Sponsored Content by SANOFI
As the most commonly diagnosed type of cancer, the devastating effects of breast cancer continue to impact families around the world.1 It’s the fifth most frequent cause of cancer deaths globally, resulting in an estimated 685,000 deaths in 2020 alone, and a physical and emotional burden for patients and their caregivers.2
Approximately 75% of breast cancers are classified as estrogen receptor-positive (ER+),3 making it the most common type of the disease diagnosed today.4 In ER+ breast cancers, cancer cells in the body are fueled by a person’s own estrogen hormones,5 and because women and men both produce estrogen,6 both could be at risk for potentially developing ER+ breast cancer.
Metastatic breast cancer (MBC) refers to cancer that has spread outside the breast to another part of the body, such as the liver, brain, bones or lungs.7 Also known as Stage IV, this is considered the most advanced stage of breast cancer.7 In the U.S., between 20%-30% of patients initially diagnosed with earlier stages of breast cancer eventually develop recurrent advanced or metastatic forms of the disease.8 Sadly, the five-year relative survival rate for metastatic female breast cancer is only 28%.9
UNMET NEEDS IN MBC TREATMENT
There is currently no cure for MBC. Breast cancer cells adapt to their environment and mutate, which leads to drug resistance and disease progression over time.3 Once a person reaches the metastatic stage of breast cancer, each subsequent treatment line tends to be effective for a shorter duration than the previous line of therapy due to increasing cancer resistance.10 This commonly occurs in ER+ breast cancer.11
Most endocrine therapies inhibit tumor growth by either lowering estrogen levels or blocking the estrogen from activating the estrogen receptors.12 First-line therapy for ER+ MBC often includes anti-estrogen therapies, or endocrine therapies, in combination with cyclin-dependent kinase (CDK) 4/6 inhibitors.13 The clinical use of CDK4/6 inhibitors has significantly improved the prognosis of patients with hormone-receptor positive (HR+) human epidermal growth factor receptor 2 (HER2)-negative MBC.14 While these therapies are often effective early in the course of the disease, approximately 30%-50% of people treated for ER+ breast cancer develop resistance to endocrine therapies.13 When cancer cells become resistant to therapy and progress, patients require multiple treatment approaches over time.15
Given the complex nature of MBC, there is an urgent need for new therapies and novel ways to overcome drug resistance. Recognizing the need for new solutions, our researchers at Sanofi are investigating an approach to treating ER+ breast cancer that aims to combine estrogen receptor (ER) binding potency with an oral administration. This approach involves antagonizing and degrading the ER, resulting in inhibition of the ER signaling pathway.
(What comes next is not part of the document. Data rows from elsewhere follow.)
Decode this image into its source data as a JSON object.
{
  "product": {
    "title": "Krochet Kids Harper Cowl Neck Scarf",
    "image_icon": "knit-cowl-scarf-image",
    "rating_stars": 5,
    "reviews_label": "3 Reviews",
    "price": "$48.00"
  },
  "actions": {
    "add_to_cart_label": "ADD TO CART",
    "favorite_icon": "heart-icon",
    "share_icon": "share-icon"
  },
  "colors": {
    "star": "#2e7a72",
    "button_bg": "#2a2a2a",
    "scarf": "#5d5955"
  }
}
COMMITMENT TO RESPONSIVE INNOVATION IN MBC
As we advance these research efforts on behalf of people living with breast cancer, we’re keenly aware of the equally important task of addressing unmet needs that go beyond treatment. While early-stage breast cancer is often a story of hope, recent surveys of women living with MBC found that more than 85% do not feel included in the “pink ribbon” breast cancer initiatives, underscoring the need for more recognition and support for those in later stages of illness.16
Over the years, healthcare providers have also expressed frustration over the significant unmet needs in breast cancer. The MBC community has voiced its collective desire for new treatment options and a better balance between potential effectiveness and impacts on quality of life.17
At Sanofi, we understand that an MBC diagnosis is a very different experience than early-stage breast cancer, and we are committed to actively working with the community to drive awareness of the realities of living with this challenging disease over its entire spectrum. Every person’s experience is unique, and our clinical research programs are designed to reflect the diverse patient populations that diseases affect. Our clinical research program in MBC, for example, was informed by eight panels and interviews involving 40 patients with diverse backgrounds.
Until we have a cure, we will continue to work toward advancing care – addressing the real needs of people living with MBC by balancing the potential for extending survival with the effects on a person’s ability to function and maintain their quality of life.